WHAT THIS TASK INVOLVES |
Could you work out how many lines of the material below hold "true"? Only the number is needed.

MATERIAL PROVIDED |
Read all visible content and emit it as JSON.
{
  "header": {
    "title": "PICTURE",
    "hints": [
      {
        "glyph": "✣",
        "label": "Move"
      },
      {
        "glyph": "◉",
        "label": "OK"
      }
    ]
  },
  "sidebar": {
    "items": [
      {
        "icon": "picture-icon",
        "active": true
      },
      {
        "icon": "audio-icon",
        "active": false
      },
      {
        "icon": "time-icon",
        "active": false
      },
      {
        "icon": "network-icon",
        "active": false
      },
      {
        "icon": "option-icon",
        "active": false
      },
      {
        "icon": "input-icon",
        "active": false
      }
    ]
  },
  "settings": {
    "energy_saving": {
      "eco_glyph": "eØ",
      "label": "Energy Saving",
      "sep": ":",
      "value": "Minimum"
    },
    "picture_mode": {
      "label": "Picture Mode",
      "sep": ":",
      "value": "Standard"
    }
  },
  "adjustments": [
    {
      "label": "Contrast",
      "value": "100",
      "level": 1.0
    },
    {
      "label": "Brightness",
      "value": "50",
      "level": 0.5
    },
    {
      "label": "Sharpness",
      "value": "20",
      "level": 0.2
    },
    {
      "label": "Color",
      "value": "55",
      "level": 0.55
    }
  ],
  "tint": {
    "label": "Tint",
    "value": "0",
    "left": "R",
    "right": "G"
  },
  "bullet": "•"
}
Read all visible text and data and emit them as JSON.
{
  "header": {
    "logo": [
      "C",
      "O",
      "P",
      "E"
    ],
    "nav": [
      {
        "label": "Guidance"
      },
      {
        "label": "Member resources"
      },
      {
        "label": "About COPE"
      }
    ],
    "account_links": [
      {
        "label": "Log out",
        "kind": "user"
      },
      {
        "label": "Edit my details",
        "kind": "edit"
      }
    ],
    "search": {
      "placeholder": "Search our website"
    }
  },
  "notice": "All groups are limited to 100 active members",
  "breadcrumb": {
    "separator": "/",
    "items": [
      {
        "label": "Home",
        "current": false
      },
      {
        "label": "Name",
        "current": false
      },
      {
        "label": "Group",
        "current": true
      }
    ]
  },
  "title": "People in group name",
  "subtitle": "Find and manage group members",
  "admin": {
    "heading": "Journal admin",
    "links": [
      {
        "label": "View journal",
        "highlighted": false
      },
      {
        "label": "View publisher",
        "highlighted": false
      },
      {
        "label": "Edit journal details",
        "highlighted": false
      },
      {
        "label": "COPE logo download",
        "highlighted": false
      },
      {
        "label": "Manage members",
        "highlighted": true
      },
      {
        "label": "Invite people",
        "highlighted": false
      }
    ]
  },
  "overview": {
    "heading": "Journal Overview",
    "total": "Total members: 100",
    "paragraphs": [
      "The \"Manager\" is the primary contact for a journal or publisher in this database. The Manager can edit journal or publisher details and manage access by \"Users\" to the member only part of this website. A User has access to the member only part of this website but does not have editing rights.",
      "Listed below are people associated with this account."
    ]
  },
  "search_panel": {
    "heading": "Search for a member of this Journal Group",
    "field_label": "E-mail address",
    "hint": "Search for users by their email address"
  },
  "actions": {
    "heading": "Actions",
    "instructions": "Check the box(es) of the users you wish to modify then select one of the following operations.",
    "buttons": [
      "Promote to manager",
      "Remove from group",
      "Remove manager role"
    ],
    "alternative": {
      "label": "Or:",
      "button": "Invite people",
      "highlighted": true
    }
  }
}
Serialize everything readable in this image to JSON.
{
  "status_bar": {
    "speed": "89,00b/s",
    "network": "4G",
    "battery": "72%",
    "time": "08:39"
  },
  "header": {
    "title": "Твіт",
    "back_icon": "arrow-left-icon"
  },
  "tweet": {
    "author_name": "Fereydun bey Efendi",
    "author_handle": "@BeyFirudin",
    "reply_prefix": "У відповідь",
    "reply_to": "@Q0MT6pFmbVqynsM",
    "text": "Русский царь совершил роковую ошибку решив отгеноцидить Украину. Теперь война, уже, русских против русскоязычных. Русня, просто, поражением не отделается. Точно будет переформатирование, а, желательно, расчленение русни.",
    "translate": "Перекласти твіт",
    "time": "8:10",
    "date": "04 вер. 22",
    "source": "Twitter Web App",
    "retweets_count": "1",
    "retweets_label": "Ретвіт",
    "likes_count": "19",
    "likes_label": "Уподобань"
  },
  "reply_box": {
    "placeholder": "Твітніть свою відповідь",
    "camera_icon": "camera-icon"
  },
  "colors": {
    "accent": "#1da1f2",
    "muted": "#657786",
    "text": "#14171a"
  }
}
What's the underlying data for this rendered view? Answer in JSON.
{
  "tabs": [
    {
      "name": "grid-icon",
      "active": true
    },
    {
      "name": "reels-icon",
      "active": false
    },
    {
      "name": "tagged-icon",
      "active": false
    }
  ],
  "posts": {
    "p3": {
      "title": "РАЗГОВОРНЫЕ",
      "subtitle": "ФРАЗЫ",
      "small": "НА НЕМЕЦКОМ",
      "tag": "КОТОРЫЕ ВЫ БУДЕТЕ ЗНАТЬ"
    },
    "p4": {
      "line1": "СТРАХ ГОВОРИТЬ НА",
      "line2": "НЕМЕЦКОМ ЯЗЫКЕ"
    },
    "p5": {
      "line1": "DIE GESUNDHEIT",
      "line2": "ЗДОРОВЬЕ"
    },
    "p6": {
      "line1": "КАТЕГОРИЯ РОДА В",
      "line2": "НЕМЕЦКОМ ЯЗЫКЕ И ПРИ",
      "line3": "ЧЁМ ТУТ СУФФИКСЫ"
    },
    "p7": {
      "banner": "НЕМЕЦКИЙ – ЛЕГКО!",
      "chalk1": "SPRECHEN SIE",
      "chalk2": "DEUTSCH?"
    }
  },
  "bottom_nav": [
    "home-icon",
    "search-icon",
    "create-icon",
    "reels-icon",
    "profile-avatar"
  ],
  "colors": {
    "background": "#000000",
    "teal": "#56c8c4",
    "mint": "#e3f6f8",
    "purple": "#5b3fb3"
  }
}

EXPECTED ANSWER |
5